The mare’s oestrous phase is around 7 days on average, in a three week cycle, and takes place through the spring and summer in the Northern hemisphere. During this time she is receptive to the stallion and can be less easy to keep focused on what we want! Her behaviour will then change gradually as she enters what is described as the dioestrous period.

Mares can be quite expressive when actively cycling.
Mares can be quite expressive when actively cycling.

Reproductive behaviour is closely linked to social hierarchy, and in horses and most other mammals and birds, reproductive rates are higher for more dominant compared to more subordinate females. This link between reproductive and social behaviour helps explain why actively cycling mares can get so focused on other horses.

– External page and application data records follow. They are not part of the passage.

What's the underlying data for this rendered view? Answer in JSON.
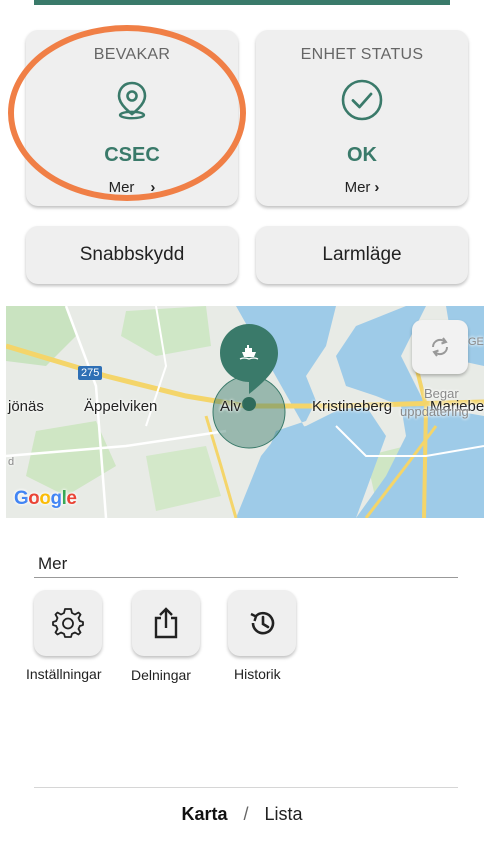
{
  "status_cards": {
    "guarding": {
      "title": "BEVAKAR",
      "value": "CSEC",
      "more": "Mer",
      "icon": "location-pin-icon"
    },
    "device_status": {
      "title": "ENHET STATUS",
      "value": "OK",
      "more": "Mer",
      "icon": "check-circle-icon"
    }
  },
  "quick_buttons": {
    "quick_protect": "Snabbskydd",
    "alarm_mode": "Larmläge"
  },
  "map": {
    "labels": {
      "jonas": "jönäs",
      "appelviken": "Äppelviken",
      "alvik": "Alv",
      "kristineberg": "Kristineberg",
      "marieberg": "Mariebe",
      "begar": "Begar",
      "uppdatering": "uppdatering",
      "road_275": "275",
      "edge_d": "d",
      "edge_ge": "GE"
    },
    "google_logo": "Google",
    "marker_icon": "boat-icon",
    "refresh_icon": "refresh-icon"
  },
  "more_section": {
    "label": "Mer",
    "actions": [
      {
        "label": "Inställningar",
        "icon": "gear-icon"
      },
      {
        "label": "Delningar",
        "icon": "share-icon"
      },
      {
        "label": "Historik",
        "icon": "history-icon"
      }
    ]
  },
  "bottom_nav": {
    "map": "Karta",
    "separator": "/",
    "list": "Lista"
  },
  "colors": {
    "accent": "#3a7a6a",
    "highlight": "#f07f46",
    "card_bg": "#efefef",
    "water": "#9ecbe8"
  }
}
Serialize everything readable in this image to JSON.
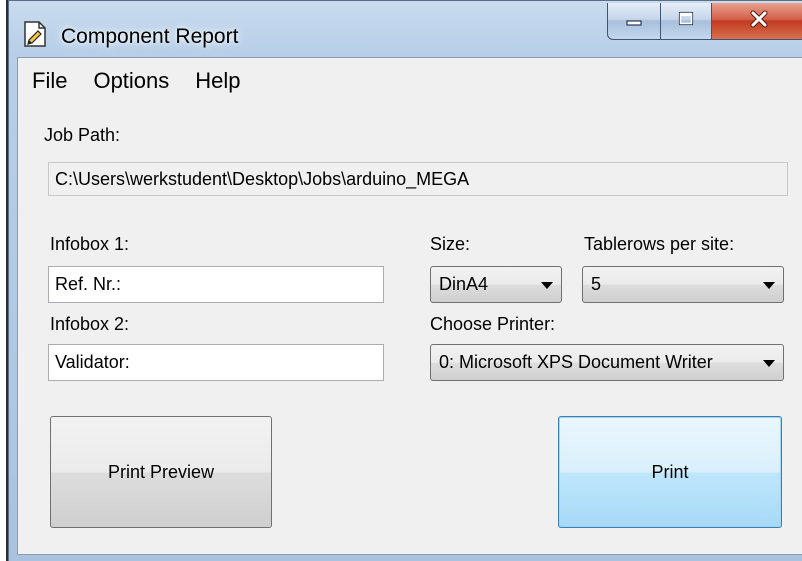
{
  "window": {
    "title": "Component Report",
    "icon": "edit-document-icon"
  },
  "menu": [
    "File",
    "Options",
    "Help"
  ],
  "job_path": {
    "label": "Job Path:",
    "value": "C:\\Users\\werkstudent\\Desktop\\Jobs\\arduino_MEGA"
  },
  "infobox1": {
    "label": "Infobox 1:",
    "value": "Ref. Nr.:"
  },
  "infobox2": {
    "label": "Infobox 2:",
    "value": "Validator:"
  },
  "size": {
    "label": "Size:",
    "value": "DinA4"
  },
  "tablerows": {
    "label": "Tablerows per site:",
    "value": "5"
  },
  "printer": {
    "label": "Choose Printer:",
    "value": "0: Microsoft XPS Document Writer"
  },
  "buttons": {
    "preview": "Print Preview",
    "print": "Print"
  },
  "colors": {
    "titlebar": "#b7cfe8",
    "client_bg": "#f0f0f0",
    "close_button": "#c23b21",
    "default_button_border": "#3c7fb1"
  }
}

Some mares might be more sensitive to touch, moody and irritable or appear to be in some pain or discomfort, rather like PMS in women.

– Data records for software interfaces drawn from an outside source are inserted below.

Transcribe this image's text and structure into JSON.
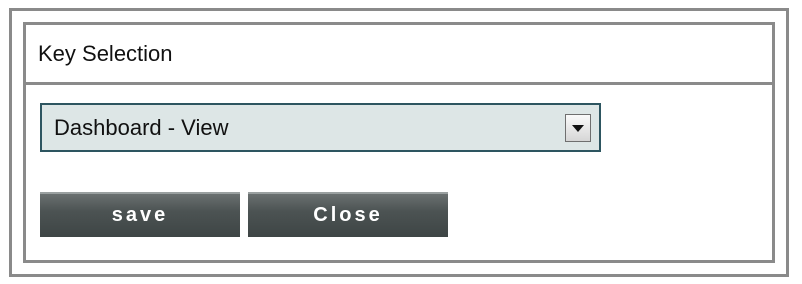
{
  "panel": {
    "title": "Key Selection"
  },
  "key_select": {
    "selected_value": "Dashboard - View"
  },
  "buttons": {
    "save_label": "save",
    "close_label": "Close"
  },
  "colors": {
    "frame_border": "#8a8a8a",
    "select_background": "#dde6e6",
    "select_border": "#2d5560",
    "button_background": "#4c5353",
    "button_text": "#ffffff"
  }
}
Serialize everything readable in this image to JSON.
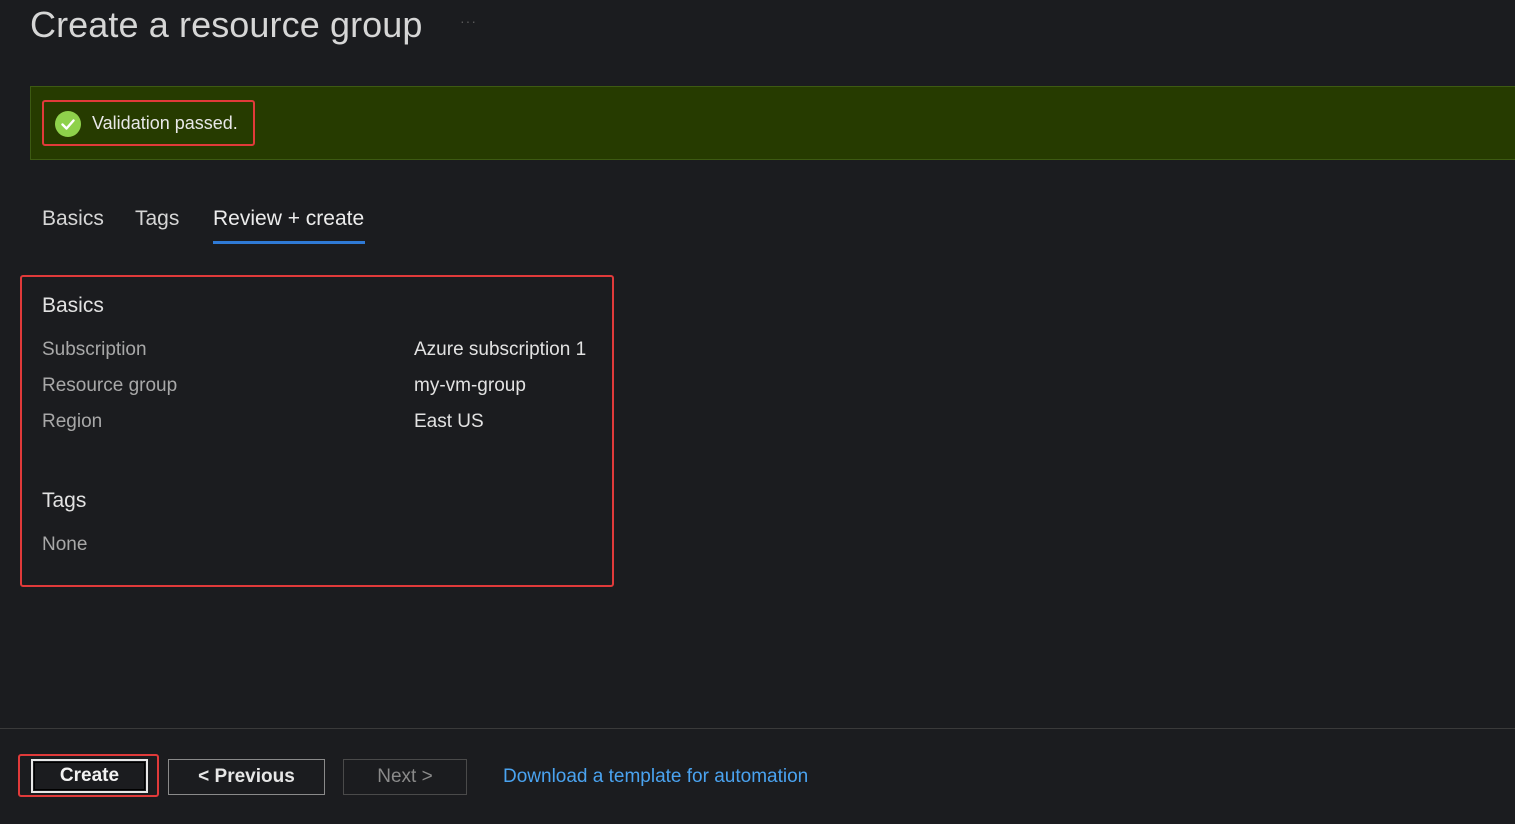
{
  "header": {
    "title": "Create a resource group",
    "more_label": "···"
  },
  "validation": {
    "message": "Validation passed.",
    "status_color": "#8ed14b",
    "icon": "check-circle-icon"
  },
  "tabs": [
    {
      "label": "Basics"
    },
    {
      "label": "Tags"
    },
    {
      "label": "Review + create",
      "active": true
    }
  ],
  "review": {
    "basics_title": "Basics",
    "rows": [
      {
        "label": "Subscription",
        "value": "Azure subscription 1"
      },
      {
        "label": "Resource group",
        "value": "my-vm-group"
      },
      {
        "label": "Region",
        "value": "East US"
      }
    ],
    "tags_title": "Tags",
    "tags_value": "None"
  },
  "footer": {
    "create_label": "Create",
    "previous_label": "< Previous",
    "next_label": "Next >",
    "download_link": "Download a template for automation"
  },
  "colors": {
    "accent": "#2f7ad6",
    "link": "#4aa3f0",
    "highlight": "#e03a3a",
    "banner": "#263b00"
  }
}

There is wide variation in individual mare’s behaviour, with some hardly seeming affected at all, and others seeming at the complete mercy of their hormones. Of course, difficult or unwanted behaviour in mares might not be down to their hormones, and if it is present all the time, then it could be linked to pain or poor training instead.

Some owners choose to manipulate their mare’s behaviour with the use of chemical drugs, or intrauterine marbles, which can help them be more relaxed and focused on their sport. A good understanding of behaviour and training and how to keep a horse focused, regardless of their hormones will help a great deal with so–called mare-ish behaviour.

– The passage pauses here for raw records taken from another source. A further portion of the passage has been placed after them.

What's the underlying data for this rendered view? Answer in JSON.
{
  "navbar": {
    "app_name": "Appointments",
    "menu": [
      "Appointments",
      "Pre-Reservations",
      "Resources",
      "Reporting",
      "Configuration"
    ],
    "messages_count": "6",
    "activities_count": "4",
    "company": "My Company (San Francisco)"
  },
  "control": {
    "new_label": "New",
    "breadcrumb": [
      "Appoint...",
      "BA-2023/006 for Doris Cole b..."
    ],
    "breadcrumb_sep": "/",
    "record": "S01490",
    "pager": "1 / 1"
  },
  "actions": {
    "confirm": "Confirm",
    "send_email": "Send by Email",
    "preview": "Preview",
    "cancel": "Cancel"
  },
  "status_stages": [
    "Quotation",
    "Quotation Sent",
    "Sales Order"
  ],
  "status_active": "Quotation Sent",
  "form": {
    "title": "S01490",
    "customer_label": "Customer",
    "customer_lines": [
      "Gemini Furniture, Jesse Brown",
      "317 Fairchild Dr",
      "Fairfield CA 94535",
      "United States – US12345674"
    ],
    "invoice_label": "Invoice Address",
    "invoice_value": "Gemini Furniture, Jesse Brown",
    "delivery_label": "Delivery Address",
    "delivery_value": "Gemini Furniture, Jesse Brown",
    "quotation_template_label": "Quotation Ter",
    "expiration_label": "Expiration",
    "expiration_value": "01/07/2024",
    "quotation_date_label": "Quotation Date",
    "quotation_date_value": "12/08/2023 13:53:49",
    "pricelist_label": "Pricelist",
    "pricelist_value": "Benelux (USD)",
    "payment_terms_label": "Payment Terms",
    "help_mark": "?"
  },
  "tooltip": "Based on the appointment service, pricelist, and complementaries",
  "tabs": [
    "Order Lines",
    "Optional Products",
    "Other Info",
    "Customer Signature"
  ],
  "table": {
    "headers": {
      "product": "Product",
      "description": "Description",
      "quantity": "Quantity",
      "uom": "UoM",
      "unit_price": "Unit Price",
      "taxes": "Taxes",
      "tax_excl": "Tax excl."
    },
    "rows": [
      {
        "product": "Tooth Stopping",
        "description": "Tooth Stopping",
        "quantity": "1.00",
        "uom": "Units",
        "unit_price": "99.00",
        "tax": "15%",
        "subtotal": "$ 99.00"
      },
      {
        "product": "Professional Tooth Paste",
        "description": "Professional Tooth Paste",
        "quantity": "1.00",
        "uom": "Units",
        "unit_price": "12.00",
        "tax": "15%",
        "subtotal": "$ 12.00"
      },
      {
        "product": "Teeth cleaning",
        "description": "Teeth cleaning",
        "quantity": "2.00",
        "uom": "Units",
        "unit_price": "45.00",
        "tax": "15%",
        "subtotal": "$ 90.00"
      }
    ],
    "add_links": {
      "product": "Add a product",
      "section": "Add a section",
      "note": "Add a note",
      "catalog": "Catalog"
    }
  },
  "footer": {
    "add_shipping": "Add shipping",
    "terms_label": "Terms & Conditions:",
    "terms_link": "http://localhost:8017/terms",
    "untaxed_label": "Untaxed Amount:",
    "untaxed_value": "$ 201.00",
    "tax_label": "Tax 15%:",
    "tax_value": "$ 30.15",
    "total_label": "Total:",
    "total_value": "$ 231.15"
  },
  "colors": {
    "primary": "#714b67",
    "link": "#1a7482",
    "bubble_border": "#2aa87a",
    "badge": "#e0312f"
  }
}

We should bear in mind that mares are entire so their hormones can affect their behaviour.
We should bear in mind that mares are entire so their hormones can affect their behaviour.

Vitex agnus-castus, or chasteberry, is widely used by women with premenstrual syndrome (PMS) and research studies have shown it to be effective in moderate to severe PMS. Chasteberry is the fruit of the chaste tree, and the berries contain a number of compounds including antioxidant flavonoids, irioids and essential oils. They affect brain chemistry and the female hormones involved in cycling, and these actions are believed to be why they are effective in treating PMS.

Whether or not this herb is as effective for mares has not yet been researched, but there are many anecdotal reports and it is likely that it works in the same way. It can be safely used in any mare who shows hormonal behaviours, particularly those who show irritable or moody behaviour.

This entry was posted in News, Top ten questions for spring by Clare MacLeod. Bookmark the permalink.

About Clare MacLeod

Clare MacLeod MSc RNutr is one of the UK’s few registered independent equine nutritionists who also has expertise in health and fitness. She advises private and commercial clients in all sectors of the horse world and is a hands-on horse owner herself. Clare is passionate about correct nutrition as a foundation for good health, without which peak fitness is not possible. She states “Good nutrition isn’t everything, but there’s nothing without it”.